A clear dairy enthusiast, Tom tells That’s Farming, “I love all of it! I love seeing the heifer calf grow into a cow.”
“Also, I love caring for them as long as they are on the farm. I take real pride in animal welfare on my farm.”
Tom faces challenges that many farmers across the nation are posed with for 2022.
“Fertiliser prices and feed costs are a big concern. Hopefully, as the year goes on, things will balance out.”
Soaring fertiliser prices have made using slurry a more attractive, low-cost fertiliser, coupled with a correct soil sampling procedure.
Hereafter, Tom overcame a huge challenge that stood in the way of his progressing dairy career.

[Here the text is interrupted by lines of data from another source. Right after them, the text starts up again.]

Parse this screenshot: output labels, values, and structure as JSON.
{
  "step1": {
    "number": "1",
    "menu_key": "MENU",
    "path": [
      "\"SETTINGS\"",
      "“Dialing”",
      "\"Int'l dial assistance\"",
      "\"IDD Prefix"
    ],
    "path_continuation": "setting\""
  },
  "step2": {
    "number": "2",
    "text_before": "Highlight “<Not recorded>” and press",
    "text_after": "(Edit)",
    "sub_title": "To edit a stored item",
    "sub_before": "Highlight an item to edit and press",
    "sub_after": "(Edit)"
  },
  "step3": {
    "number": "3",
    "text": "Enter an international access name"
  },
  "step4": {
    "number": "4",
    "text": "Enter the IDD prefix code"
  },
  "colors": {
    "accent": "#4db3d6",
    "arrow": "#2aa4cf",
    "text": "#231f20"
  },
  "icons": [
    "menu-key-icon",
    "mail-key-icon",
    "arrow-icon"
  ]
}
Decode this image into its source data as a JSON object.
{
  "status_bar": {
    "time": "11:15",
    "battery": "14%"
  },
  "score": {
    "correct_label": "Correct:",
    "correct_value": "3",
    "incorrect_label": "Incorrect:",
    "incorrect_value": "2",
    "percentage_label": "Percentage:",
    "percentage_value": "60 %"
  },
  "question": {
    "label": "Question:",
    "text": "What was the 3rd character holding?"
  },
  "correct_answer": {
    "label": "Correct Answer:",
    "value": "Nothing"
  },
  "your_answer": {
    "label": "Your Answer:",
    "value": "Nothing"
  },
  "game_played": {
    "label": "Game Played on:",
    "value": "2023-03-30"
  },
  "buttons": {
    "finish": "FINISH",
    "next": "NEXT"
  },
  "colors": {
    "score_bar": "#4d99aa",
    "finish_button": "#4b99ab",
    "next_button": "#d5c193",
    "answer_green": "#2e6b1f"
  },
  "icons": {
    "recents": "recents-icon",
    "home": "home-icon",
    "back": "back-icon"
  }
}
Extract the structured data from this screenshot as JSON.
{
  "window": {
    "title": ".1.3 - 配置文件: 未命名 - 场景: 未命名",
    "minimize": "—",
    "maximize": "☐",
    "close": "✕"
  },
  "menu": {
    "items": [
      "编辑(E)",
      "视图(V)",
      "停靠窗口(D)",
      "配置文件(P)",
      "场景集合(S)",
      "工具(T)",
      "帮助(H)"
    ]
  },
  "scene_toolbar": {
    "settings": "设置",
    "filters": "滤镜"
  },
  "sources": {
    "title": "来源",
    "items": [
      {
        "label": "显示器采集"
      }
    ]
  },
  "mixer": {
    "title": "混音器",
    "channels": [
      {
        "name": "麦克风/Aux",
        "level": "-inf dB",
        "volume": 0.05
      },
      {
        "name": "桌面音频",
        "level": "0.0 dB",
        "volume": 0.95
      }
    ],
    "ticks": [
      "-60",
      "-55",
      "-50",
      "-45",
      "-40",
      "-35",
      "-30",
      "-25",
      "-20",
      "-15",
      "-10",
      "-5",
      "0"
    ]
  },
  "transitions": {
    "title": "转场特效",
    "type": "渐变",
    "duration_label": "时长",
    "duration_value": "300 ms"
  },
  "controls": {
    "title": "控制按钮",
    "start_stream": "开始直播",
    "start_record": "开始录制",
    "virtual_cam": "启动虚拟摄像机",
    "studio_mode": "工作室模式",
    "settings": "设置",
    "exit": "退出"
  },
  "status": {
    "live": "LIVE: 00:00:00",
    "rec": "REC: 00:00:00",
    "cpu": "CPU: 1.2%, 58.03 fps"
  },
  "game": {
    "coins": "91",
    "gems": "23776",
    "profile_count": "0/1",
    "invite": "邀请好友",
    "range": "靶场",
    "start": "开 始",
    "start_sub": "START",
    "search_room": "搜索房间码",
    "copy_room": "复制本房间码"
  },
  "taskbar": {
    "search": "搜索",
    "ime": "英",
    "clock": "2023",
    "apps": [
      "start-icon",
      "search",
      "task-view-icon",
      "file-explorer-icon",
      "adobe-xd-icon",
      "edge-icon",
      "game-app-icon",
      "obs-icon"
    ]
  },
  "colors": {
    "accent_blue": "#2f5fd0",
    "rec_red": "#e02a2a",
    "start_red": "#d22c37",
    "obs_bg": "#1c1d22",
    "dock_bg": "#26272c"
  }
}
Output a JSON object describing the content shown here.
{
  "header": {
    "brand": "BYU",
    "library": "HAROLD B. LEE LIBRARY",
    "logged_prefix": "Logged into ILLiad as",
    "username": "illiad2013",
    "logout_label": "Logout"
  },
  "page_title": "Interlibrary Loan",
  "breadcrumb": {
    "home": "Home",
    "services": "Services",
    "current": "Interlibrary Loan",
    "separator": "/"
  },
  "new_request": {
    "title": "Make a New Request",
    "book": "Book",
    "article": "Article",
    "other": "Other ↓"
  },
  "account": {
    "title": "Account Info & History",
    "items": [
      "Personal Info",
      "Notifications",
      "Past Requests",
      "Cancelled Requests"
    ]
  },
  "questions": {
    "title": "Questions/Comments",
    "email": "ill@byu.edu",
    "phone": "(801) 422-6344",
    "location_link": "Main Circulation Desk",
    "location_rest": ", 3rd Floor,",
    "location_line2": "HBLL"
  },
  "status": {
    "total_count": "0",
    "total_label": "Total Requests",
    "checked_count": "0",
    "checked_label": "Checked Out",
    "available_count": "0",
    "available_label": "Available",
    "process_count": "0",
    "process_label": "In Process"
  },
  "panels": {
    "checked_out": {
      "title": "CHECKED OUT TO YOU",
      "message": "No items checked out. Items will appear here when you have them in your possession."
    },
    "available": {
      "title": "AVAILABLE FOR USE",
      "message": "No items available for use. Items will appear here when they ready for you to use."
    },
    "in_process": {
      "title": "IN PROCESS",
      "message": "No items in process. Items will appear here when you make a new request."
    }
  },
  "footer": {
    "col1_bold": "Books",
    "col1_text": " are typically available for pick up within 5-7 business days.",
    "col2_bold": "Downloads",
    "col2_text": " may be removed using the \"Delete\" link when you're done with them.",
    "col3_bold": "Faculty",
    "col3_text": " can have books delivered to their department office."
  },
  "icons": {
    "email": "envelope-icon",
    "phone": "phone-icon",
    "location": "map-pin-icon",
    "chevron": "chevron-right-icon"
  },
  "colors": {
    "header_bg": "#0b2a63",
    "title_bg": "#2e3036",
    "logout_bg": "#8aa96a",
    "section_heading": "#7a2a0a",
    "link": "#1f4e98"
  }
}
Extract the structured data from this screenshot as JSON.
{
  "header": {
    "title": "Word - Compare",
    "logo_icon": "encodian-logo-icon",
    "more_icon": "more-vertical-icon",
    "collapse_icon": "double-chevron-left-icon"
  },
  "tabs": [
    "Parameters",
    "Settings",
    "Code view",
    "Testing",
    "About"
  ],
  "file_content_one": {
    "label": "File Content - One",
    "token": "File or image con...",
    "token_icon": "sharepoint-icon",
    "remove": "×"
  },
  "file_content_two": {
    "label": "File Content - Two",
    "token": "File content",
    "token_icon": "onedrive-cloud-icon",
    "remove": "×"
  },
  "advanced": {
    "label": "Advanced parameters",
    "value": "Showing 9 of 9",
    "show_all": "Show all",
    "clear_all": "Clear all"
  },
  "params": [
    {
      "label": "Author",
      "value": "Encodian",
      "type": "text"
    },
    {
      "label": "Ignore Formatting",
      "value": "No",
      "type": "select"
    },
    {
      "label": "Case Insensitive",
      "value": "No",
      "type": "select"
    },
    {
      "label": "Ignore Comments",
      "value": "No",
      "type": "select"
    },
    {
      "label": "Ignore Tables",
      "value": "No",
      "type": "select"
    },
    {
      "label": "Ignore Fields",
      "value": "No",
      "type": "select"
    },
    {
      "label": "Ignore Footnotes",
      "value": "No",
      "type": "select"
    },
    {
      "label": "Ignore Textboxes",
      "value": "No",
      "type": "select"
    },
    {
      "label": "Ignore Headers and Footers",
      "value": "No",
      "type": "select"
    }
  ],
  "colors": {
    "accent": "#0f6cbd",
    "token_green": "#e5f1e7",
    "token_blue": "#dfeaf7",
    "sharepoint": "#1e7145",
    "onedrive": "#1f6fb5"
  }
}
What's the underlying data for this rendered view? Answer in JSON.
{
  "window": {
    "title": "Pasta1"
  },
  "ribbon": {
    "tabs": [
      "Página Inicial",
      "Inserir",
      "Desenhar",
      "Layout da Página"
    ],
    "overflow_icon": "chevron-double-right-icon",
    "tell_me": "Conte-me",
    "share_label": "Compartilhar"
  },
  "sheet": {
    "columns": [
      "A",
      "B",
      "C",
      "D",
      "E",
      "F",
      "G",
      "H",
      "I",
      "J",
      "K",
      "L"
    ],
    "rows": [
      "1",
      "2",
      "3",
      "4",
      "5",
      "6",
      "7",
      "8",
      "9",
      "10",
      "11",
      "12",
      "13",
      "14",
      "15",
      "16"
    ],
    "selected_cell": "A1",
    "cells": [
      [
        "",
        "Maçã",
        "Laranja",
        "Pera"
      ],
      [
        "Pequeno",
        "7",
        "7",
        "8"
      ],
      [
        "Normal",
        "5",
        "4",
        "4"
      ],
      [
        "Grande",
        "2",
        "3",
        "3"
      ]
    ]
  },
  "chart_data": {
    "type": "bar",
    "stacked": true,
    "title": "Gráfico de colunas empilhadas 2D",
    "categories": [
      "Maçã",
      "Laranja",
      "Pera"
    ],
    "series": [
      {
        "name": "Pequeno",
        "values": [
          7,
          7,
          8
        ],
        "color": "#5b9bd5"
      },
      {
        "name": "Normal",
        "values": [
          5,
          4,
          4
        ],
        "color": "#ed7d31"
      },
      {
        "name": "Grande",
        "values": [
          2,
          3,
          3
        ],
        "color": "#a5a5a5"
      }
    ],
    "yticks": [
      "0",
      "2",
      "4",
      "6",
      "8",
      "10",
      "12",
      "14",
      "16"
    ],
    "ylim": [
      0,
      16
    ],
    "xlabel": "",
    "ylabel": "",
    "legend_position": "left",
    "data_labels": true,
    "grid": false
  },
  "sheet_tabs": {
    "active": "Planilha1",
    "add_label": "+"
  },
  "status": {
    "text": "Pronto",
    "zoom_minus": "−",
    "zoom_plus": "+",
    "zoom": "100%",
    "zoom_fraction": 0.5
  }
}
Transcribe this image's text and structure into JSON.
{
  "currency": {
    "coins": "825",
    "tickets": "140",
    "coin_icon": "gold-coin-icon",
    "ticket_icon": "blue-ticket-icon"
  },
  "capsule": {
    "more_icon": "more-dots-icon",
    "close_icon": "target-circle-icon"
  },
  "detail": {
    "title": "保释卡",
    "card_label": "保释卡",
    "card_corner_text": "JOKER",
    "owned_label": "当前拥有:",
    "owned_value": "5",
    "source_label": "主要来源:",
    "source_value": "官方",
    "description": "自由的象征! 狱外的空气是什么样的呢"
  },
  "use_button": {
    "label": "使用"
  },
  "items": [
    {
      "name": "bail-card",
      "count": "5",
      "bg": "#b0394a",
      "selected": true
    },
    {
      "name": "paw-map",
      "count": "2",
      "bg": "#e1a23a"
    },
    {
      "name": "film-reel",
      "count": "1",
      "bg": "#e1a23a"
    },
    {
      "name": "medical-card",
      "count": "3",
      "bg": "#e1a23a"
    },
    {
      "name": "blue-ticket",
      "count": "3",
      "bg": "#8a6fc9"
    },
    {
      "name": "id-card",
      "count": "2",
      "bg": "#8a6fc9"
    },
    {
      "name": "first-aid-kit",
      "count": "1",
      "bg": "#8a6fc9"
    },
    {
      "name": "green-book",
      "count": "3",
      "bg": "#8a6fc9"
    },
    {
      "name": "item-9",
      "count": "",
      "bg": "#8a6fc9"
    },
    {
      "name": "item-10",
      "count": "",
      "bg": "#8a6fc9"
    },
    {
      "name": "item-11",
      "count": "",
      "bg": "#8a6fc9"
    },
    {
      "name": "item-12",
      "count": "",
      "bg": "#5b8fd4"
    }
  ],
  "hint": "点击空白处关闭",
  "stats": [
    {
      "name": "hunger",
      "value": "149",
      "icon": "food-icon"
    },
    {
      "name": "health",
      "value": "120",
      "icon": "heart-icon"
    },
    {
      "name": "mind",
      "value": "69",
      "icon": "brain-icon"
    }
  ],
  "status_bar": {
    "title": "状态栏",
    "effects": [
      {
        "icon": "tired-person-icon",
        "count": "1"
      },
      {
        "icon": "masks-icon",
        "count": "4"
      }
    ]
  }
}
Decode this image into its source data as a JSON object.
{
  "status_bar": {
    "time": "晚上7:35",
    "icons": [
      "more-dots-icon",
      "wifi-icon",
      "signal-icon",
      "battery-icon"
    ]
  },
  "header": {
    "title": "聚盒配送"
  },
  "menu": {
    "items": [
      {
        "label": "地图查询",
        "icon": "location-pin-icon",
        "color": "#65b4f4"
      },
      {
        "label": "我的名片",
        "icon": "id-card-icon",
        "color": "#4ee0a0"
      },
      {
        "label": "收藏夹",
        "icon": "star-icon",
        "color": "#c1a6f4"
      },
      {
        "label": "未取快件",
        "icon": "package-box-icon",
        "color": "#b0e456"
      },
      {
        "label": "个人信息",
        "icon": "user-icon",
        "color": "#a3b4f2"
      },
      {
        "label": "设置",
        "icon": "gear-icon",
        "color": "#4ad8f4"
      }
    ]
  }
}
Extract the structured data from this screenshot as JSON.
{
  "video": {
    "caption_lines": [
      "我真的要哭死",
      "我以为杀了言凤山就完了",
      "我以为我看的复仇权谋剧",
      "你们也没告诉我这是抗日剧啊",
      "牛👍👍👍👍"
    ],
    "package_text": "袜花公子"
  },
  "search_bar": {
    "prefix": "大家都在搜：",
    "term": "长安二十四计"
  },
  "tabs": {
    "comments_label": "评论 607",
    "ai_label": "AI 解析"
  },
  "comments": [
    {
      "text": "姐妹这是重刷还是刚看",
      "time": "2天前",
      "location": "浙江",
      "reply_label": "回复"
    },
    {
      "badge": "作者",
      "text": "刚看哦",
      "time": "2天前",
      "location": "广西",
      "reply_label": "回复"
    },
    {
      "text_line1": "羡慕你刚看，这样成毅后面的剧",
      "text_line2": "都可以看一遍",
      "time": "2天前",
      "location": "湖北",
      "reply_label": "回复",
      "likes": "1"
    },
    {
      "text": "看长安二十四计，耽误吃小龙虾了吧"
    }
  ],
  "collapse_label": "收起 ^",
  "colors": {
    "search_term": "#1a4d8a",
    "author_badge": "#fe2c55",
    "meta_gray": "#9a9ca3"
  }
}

“My biggest challenge to overcome has been the fear of failing and not being able to believe that I could do it when I started at a young age.”
In terms of future plans, Tom has some short and long-term plans in place to work towards.
“My short term goal is to improve cow performance, as well as reseed the majority of the farm. Following on, long term goals for the farm are to increase cow numbers and improve infrastructure on the farm.”
On reflection, Tom’s optimism paves the wave for a positive outlook on the dairy sector for the future.
“Everything looks stable, but you never really know what is down the road.”
“I am a very optimistic person, so I do not really think about it, but I do feel there will be some challenges that we will need to overcome in the future. I am sure we will be able to adapt to them.”
Tom already has an online social media presence in the agricultural community.
He concluded, “I established my own YouTube channel, @The Irish Farmer, to share my farming journey with others. Subscribe to my channel for videos every Wednesday and Sunday.”
To share your story like the Irish Farmer, please email [email protected]